§ **EXERCISE DETAILS**
From the records below, work out how many lines contain "true". Reply with that number alone.

§ **RECORD EXCERPTS**
= Beginning of Section =

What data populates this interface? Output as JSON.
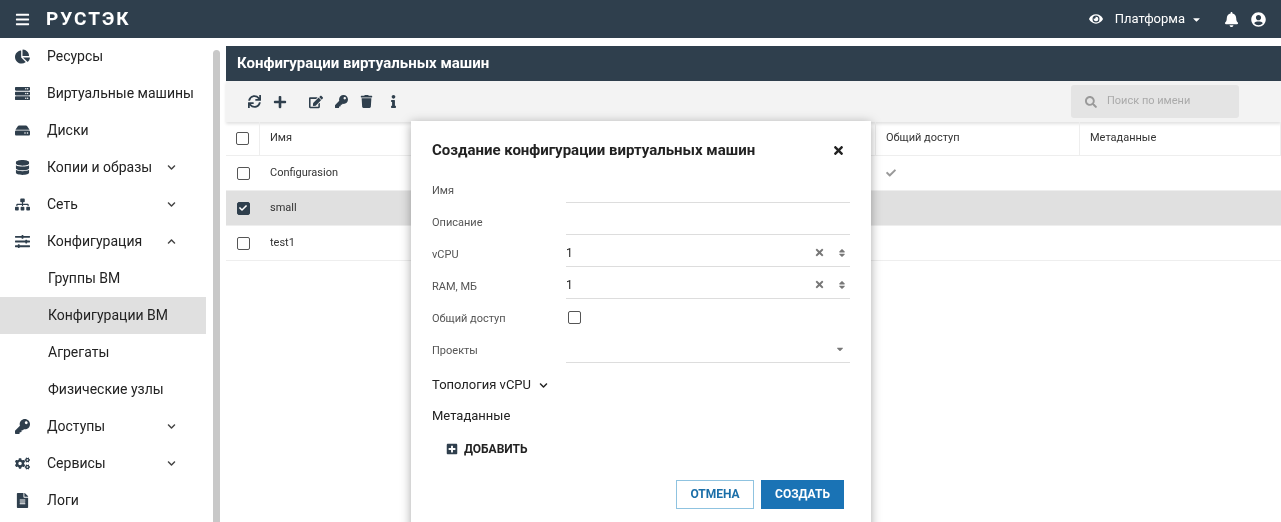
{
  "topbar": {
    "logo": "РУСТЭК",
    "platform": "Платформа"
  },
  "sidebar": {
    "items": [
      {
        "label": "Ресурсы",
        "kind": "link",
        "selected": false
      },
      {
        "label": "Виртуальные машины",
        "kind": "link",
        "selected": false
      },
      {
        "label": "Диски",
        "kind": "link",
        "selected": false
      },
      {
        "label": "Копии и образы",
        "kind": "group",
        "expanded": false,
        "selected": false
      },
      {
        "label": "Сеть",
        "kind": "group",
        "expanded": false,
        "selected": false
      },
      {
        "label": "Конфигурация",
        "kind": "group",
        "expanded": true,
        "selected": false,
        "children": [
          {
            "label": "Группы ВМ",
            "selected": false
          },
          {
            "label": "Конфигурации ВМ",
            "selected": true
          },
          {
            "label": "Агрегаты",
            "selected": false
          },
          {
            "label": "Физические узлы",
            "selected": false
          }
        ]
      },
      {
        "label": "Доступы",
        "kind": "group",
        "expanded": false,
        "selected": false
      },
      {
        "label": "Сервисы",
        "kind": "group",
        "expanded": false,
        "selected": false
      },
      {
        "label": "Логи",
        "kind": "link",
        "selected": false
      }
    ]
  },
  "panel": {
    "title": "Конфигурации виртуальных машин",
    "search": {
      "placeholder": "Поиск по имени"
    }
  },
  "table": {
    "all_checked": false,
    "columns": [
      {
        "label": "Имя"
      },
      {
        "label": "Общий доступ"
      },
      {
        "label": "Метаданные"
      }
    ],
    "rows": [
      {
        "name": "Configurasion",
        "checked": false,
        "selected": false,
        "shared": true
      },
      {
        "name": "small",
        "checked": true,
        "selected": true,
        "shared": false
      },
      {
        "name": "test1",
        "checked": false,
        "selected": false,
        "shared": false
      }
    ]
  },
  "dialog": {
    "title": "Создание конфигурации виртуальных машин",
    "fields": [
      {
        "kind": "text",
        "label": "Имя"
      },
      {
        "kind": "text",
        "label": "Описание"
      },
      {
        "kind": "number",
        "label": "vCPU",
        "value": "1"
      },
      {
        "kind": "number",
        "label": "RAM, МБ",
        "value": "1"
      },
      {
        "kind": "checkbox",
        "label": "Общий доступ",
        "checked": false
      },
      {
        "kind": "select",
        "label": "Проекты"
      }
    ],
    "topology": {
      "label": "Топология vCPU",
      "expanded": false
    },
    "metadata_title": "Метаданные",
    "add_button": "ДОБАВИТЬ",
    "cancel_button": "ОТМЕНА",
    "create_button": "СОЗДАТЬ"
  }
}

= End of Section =
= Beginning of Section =

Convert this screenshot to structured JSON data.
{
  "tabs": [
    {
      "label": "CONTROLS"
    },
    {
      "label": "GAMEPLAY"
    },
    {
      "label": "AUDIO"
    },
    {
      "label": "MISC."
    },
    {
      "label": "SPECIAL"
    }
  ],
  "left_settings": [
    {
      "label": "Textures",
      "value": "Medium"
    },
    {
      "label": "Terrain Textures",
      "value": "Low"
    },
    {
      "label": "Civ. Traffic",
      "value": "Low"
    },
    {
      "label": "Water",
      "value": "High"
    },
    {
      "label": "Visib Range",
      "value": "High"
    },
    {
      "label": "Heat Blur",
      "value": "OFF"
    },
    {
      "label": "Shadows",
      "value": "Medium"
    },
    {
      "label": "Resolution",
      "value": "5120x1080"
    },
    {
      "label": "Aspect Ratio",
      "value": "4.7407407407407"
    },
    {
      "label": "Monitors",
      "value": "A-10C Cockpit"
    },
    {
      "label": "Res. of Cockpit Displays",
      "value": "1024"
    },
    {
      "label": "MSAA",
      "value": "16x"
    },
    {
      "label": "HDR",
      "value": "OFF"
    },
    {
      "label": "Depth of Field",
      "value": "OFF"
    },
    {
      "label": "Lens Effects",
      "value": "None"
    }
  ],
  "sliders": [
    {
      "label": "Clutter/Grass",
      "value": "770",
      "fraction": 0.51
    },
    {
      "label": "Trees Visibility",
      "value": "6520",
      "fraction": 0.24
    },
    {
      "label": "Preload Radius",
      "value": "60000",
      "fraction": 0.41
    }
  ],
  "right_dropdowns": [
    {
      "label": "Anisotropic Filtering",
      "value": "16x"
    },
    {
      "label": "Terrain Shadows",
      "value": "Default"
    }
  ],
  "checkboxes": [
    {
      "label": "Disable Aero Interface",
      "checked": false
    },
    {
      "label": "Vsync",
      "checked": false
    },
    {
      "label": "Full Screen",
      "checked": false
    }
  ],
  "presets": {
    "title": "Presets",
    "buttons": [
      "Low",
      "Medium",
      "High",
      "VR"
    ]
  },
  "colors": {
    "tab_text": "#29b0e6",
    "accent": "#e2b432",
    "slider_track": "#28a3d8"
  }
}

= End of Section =

§ **PROBLEM SOLUTION**
5